Other solutions include having physical education programs in school. "We should invest more in physical education so kids are fitter and less likely to have insulin resistance, which is the main driver of these brain changes."

Insulin Resistance Affects Brain

Insulin is a hormone that helps the body turn sugar into energy. Insulin resistance occurs when the body does not use insulin properly.

Michele Mietus-Snyder, MD, says the new findings should serve as a wake-up call.

"Every cell in every organ system requires energy to live and insulin is the gatekeeper," she says. "Insulin resistance has reached beyond the traditional organ systems to the brain."

"We need to be very vigilant when children start to gain belly fat because we don't want children to fall behind the metabolic eight ball." If that occurs, it becomes a catch-22. "How can you expect someone to make healthy choices when they are [mentally] impaired?"

Scott Kahan, MD, MPH, is the director of the National Center for Weight and Wellness in Washington, D.C. "Metabolic syndrome was unheard of in kids until recently," he says. "It is striking that a significant number of kids have metabolic syndrome, but the fact that we can show further consequences in the brain is even more striking."

Today on WebMD

child with red rash on cheeks
What’s that rash?
plate of fruit and veggies
How healthy is your child’s diet?
smiling baby
Treating diarrhea, fever and more.
Middle school band practice
Understanding your child’s changing body.
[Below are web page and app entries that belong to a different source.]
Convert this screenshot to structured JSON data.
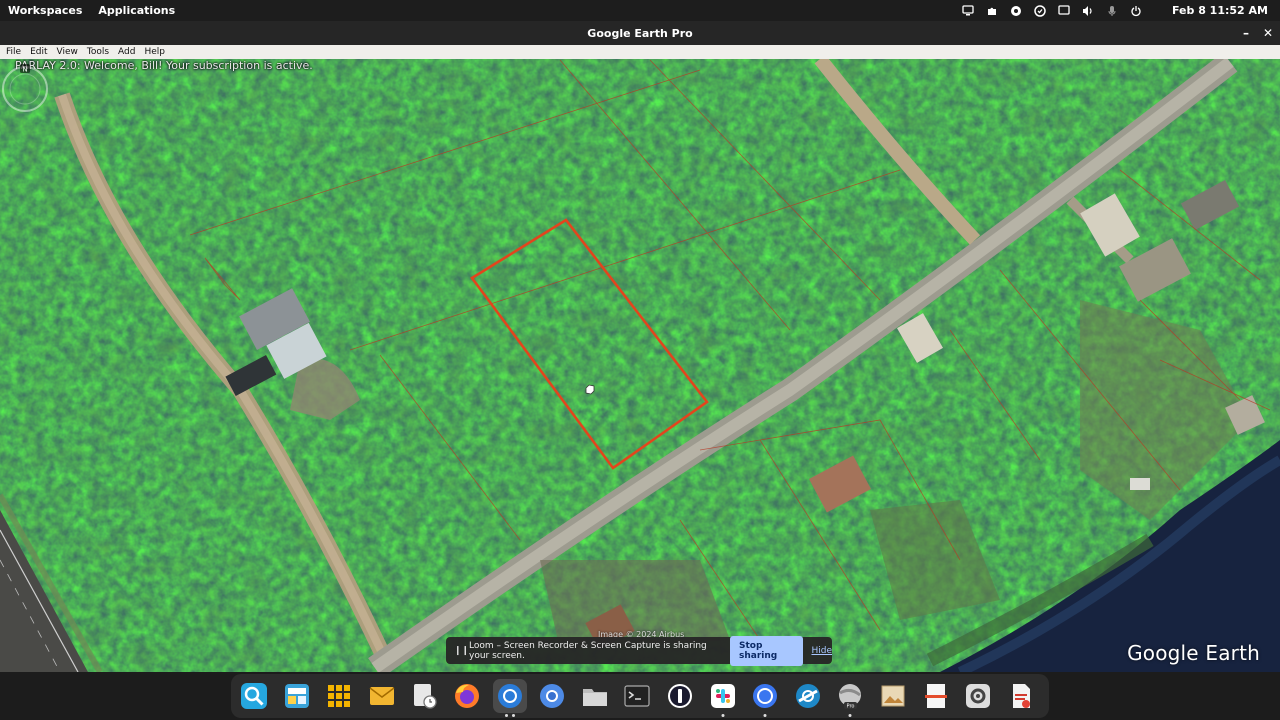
{
  "system_bar": {
    "workspaces": "Workspaces",
    "applications": "Applications",
    "clock": "Feb 8  11:52 AM"
  },
  "window": {
    "title": "Google Earth Pro",
    "minimize": "–",
    "close": "✕"
  },
  "menu": [
    "File",
    "Edit",
    "View",
    "Tools",
    "Add",
    "Help"
  ],
  "map": {
    "banner": "PARLAY 2.0: Welcome, Bill! Your subscription is active.",
    "logo": "Google Earth",
    "compass_label": "N",
    "imagery_credit": "Image © 2024 Airbus",
    "parcel_color": "#e2451d"
  },
  "loom": {
    "message": "Loom – Screen Recorder & Screen Capture is sharing your screen.",
    "stop": "Stop sharing",
    "hide": "Hide"
  },
  "dock": [
    {
      "name": "search-magnifier-icon"
    },
    {
      "name": "files-panel-icon"
    },
    {
      "name": "app-grid-icon"
    },
    {
      "name": "mail-icon"
    },
    {
      "name": "clock-tool-icon"
    },
    {
      "name": "firefox-icon"
    },
    {
      "name": "chrome-icon"
    },
    {
      "name": "chromium-icon"
    },
    {
      "name": "file-manager-icon"
    },
    {
      "name": "terminal-icon"
    },
    {
      "name": "password-manager-icon"
    },
    {
      "name": "slack-icon"
    },
    {
      "name": "signal-icon"
    },
    {
      "name": "browser-icon"
    },
    {
      "name": "google-earth-pro-icon",
      "badge": "Pro"
    },
    {
      "name": "image-viewer-icon"
    },
    {
      "name": "media-icon"
    },
    {
      "name": "settings-icon"
    },
    {
      "name": "document-viewer-icon"
    }
  ]
}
worried kid
jennifer aniston
Measles virus
sick child

Child with adhd
rl with friends
Syringes and graph illustration